It's used for manually converting between Straight and Premultiplied alpha.
This is sometimes needed when using external images in compositing, among other uses.
See the wiki:
This is the alpha type used by paint programs such as Photoshop or
Gimp, and used in common file formats like PNG, BMP or Targa. So,
image textures or output for the web are usually straight alpha. RGBA
color are stored as (R, G, B, A) channels, with the RGB channels
unaffected by the alpha channels.
Rendering will output premultiplied alpha images, and the OpenEXR file
format uses this alpha type. So, intermediate files for rendering and
compositing are often stored as premultiplied alpha. Compared to
straight alpha, the colors could be considered to be stored as (R*A,
G*A, B*A, A), with the alpha multiplied into the RGB channel.
This is the natural output of render engines, with the RGB channels
representing the amount of light that comes toward the viewer, and
alpha representing how much of the light from the background is
Conversion between the two alpha types is not a simple operation and
can involve data loss, as both alpha types can represent data that the
other can not, though it is often subtle.
Straight alpha can be considered to be an RGB color image with a
separate alpha mask. In areas where this mask is fully transparent,
there can still be colors in the RGB channels. On conversion to
premultiplied alpha this mask is 'applied' and the colors in such
areas become black and are lost.
Premultiplied alpha on the other hand can represent renders that are
both emitting light and letting through light from the background. For

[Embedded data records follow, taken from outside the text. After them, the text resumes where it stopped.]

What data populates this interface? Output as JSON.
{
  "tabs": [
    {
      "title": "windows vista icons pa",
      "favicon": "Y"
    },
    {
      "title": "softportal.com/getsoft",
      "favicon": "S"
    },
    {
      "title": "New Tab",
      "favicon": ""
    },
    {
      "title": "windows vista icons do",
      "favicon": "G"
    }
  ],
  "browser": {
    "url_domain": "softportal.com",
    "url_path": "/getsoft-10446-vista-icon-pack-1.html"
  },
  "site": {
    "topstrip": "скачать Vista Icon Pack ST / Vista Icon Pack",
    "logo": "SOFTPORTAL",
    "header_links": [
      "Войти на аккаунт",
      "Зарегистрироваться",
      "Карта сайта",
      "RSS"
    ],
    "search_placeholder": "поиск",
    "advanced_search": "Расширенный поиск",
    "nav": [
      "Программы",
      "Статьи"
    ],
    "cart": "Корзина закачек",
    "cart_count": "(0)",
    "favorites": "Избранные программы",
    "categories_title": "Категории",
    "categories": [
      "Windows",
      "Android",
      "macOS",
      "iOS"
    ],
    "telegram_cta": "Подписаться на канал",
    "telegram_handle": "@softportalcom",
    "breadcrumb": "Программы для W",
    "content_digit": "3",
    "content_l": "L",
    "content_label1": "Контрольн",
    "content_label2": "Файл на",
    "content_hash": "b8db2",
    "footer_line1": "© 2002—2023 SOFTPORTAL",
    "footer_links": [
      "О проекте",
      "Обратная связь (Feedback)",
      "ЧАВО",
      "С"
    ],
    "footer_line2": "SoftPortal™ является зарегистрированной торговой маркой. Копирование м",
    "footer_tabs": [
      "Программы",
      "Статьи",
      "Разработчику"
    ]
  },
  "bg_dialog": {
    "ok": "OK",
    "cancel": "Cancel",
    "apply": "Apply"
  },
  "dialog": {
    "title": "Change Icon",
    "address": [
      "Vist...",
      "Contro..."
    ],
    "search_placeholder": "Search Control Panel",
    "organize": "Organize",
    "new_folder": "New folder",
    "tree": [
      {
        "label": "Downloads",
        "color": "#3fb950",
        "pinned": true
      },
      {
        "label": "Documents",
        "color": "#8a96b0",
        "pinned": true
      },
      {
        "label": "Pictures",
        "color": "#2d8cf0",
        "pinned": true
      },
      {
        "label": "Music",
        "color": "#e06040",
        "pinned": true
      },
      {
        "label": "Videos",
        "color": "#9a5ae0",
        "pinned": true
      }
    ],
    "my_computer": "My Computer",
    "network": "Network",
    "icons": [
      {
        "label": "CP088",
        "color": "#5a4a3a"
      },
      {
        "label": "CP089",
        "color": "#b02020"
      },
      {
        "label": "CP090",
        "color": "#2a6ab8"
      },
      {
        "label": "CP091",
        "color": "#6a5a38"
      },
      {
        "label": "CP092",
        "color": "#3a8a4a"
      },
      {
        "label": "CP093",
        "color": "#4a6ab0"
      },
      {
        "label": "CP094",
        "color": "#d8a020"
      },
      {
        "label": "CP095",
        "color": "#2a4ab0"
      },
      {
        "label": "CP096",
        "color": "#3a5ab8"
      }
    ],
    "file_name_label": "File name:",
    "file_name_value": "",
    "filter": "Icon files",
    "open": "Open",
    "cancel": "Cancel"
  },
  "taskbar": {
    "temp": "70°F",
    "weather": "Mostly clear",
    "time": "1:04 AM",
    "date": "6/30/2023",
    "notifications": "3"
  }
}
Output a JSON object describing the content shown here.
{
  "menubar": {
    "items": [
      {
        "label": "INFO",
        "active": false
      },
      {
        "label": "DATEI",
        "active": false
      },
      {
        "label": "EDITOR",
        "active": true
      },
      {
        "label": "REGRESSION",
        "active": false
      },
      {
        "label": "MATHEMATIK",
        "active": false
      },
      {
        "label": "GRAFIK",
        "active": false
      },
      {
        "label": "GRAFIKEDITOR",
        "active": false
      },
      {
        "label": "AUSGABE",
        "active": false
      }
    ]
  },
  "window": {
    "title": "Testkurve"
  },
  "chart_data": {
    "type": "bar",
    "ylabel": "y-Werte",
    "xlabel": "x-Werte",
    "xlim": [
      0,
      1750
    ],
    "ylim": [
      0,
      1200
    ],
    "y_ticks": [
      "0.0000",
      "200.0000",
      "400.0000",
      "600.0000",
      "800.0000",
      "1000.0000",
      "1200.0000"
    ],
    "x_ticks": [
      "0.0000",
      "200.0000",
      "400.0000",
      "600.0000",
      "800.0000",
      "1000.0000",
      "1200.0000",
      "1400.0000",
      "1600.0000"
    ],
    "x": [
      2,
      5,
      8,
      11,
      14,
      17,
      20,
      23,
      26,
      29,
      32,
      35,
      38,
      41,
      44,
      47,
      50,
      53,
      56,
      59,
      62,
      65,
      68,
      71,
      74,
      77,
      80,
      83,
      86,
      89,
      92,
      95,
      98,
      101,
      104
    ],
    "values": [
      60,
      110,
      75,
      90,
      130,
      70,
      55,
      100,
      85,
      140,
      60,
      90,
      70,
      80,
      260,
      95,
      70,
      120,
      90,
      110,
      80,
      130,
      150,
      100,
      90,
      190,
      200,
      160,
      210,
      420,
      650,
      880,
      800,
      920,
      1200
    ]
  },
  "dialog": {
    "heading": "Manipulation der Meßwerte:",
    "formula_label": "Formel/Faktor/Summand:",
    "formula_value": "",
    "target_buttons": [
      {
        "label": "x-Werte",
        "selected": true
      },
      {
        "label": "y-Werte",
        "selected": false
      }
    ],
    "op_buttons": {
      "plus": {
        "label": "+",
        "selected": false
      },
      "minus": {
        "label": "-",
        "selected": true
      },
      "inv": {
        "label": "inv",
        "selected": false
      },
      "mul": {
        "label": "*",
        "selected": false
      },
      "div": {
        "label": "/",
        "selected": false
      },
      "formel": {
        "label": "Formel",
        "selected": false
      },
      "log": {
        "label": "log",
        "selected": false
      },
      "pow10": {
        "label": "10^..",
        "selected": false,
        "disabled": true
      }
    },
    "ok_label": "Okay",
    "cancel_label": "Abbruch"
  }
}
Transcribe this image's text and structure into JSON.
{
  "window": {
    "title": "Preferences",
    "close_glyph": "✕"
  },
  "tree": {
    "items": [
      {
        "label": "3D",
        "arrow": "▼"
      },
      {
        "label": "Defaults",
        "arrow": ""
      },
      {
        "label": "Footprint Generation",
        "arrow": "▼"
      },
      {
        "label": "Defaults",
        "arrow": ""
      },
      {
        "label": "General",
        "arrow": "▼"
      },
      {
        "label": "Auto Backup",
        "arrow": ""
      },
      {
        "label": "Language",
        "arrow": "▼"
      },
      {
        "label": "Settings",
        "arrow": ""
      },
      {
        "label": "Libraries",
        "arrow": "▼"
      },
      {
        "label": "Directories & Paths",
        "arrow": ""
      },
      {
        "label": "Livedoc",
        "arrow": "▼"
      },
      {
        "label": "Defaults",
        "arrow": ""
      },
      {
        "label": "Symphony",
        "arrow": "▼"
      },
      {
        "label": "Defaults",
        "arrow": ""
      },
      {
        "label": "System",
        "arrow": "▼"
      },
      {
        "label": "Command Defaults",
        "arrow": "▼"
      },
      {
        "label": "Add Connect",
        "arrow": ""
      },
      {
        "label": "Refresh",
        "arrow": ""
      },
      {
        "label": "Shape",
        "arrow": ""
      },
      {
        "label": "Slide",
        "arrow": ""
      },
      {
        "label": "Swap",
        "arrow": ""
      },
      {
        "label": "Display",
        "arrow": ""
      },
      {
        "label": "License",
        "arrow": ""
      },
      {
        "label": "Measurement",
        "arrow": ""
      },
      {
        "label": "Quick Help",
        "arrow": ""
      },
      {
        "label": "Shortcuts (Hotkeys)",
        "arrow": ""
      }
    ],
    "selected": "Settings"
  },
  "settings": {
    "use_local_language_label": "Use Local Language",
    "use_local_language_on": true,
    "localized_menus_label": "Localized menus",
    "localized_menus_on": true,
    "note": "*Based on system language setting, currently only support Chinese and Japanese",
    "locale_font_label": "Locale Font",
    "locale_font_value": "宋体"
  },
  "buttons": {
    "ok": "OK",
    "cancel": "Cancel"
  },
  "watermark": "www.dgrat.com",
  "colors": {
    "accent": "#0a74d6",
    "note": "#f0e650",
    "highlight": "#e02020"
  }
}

example a transparent fire render might be emitting light, but also
letting through all light from objects behind it. On converting to
straight alpha this effect is lost.